*Exercise objective*: Copy every line of the data in which the word "maraş" occurs.

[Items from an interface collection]

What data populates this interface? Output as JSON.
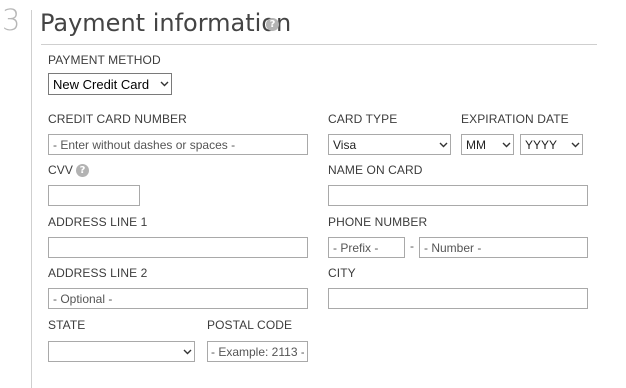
{
  "step": {
    "number": "3"
  },
  "section": {
    "title": "Payment information"
  },
  "payment_method": {
    "label": "PAYMENT METHOD",
    "selected": "New Credit Card"
  },
  "credit_card_number": {
    "label": "CREDIT CARD NUMBER",
    "placeholder": "- Enter without dashes or spaces -"
  },
  "card_type": {
    "label": "CARD TYPE",
    "selected": "Visa"
  },
  "expiration": {
    "label": "EXPIRATION DATE",
    "month": "MM",
    "year": "YYYY"
  },
  "cvv": {
    "label": "CVV"
  },
  "name_on_card": {
    "label": "NAME ON CARD"
  },
  "address_line_1": {
    "label": "ADDRESS LINE 1"
  },
  "phone_number": {
    "label": "PHONE NUMBER",
    "prefix_placeholder": "- Prefix -",
    "separator": "-",
    "number_placeholder": "- Number -"
  },
  "address_line_2": {
    "label": "ADDRESS LINE 2",
    "placeholder": "- Optional -"
  },
  "city": {
    "label": "CITY"
  },
  "state": {
    "label": "STATE",
    "selected": ""
  },
  "postal_code": {
    "label": "POSTAL CODE",
    "placeholder": "- Example: 2113 -"
  },
  "icons": {
    "help": "question-mark-circle-icon",
    "dropdown": "chevron-down-icon"
  },
  "colors": {
    "rule": "#cfcfcf",
    "help_icon": "#b3b3b3",
    "field_border": "#a9a9a9"
  }
}
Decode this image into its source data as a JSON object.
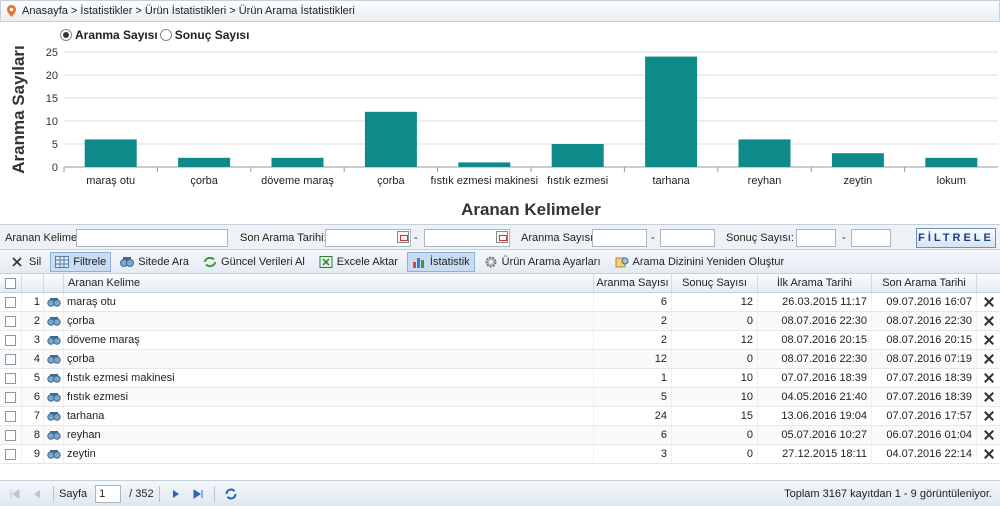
{
  "breadcrumb": {
    "text": "Anasayfa > İstatistikler > Ürün İstatistikleri > Ürün Arama İstatistikleri"
  },
  "radios": {
    "search_count": "Aranma Sayısı",
    "result_count": "Sonuç Sayısı",
    "selected": "search_count"
  },
  "chart_data": {
    "type": "bar",
    "categories": [
      "maraş otu",
      "çorba",
      "döveme maraş",
      "çorba",
      "fıstık ezmesi makinesi",
      "fıstık ezmesi",
      "tarhana",
      "reyhan",
      "zeytin",
      "lokum"
    ],
    "values": [
      6,
      2,
      2,
      12,
      1,
      5,
      24,
      6,
      3,
      2
    ],
    "xlabel": "Aranan Kelimeler",
    "ylabel": "Aranma Sayıları",
    "ylim": [
      0,
      25
    ],
    "yticks": [
      0,
      5,
      10,
      15,
      20,
      25
    ],
    "grid": true,
    "bar_color": "#0f8a8a"
  },
  "filters": {
    "keyword_label": "Aranan Kelime:",
    "date_label": "Son Arama Tarihi:",
    "search_count_label": "Aranma Sayısı:",
    "result_count_label": "Sonuç Sayısı:",
    "dash": "-",
    "filter_button": "FİLTRELE"
  },
  "toolbar": {
    "delete": "Sil",
    "filter": "Filtrele",
    "search_site": "Sitede Ara",
    "update": "Güncel Verileri Al",
    "export": "Excele Aktar",
    "stats": "İstatistik",
    "settings": "Ürün Arama Ayarları",
    "reindex": "Arama Dizinini Yeniden Oluştur"
  },
  "grid": {
    "columns": {
      "keyword": "Aranan Kelime",
      "search_count": "Aranma Sayısı",
      "result_count": "Sonuç Sayısı",
      "first_date": "İlk Arama Tarihi",
      "last_date": "Son Arama Tarihi"
    },
    "rows": [
      {
        "no": "1",
        "keyword": "maraş otu",
        "search": "6",
        "result": "12",
        "first": "26.03.2015 11:17",
        "last": "09.07.2016 16:07"
      },
      {
        "no": "2",
        "keyword": "çorba",
        "search": "2",
        "result": "0",
        "first": "08.07.2016 22:30",
        "last": "08.07.2016 22:30"
      },
      {
        "no": "3",
        "keyword": "döveme maraş",
        "search": "2",
        "result": "12",
        "first": "08.07.2016 20:15",
        "last": "08.07.2016 20:15"
      },
      {
        "no": "4",
        "keyword": "çorba",
        "search": "12",
        "result": "0",
        "first": "08.07.2016 22:30",
        "last": "08.07.2016 07:19"
      },
      {
        "no": "5",
        "keyword": "fıstık ezmesi makinesi",
        "search": "1",
        "result": "10",
        "first": "07.07.2016 18:39",
        "last": "07.07.2016 18:39"
      },
      {
        "no": "6",
        "keyword": "fıstık ezmesi",
        "search": "5",
        "result": "10",
        "first": "04.05.2016 21:40",
        "last": "07.07.2016 18:39"
      },
      {
        "no": "7",
        "keyword": "tarhana",
        "search": "24",
        "result": "15",
        "first": "13.06.2016 19:04",
        "last": "07.07.2016 17:57"
      },
      {
        "no": "8",
        "keyword": "reyhan",
        "search": "6",
        "result": "0",
        "first": "05.07.2016 10:27",
        "last": "06.07.2016 01:04"
      },
      {
        "no": "9",
        "keyword": "zeytin",
        "search": "3",
        "result": "0",
        "first": "27.12.2015 18:11",
        "last": "04.07.2016 22:14"
      }
    ]
  },
  "pager": {
    "page_label": "Sayfa",
    "page_value": "1",
    "total_pages": "/ 352",
    "info": "Toplam 3167 kayıtdan 1 - 9 görüntüleniyor."
  }
}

*Task result*:
      "maraş otu",
      "döveme maraş",
        "keyword": "maraş otu",
        "keyword": "döveme maraş",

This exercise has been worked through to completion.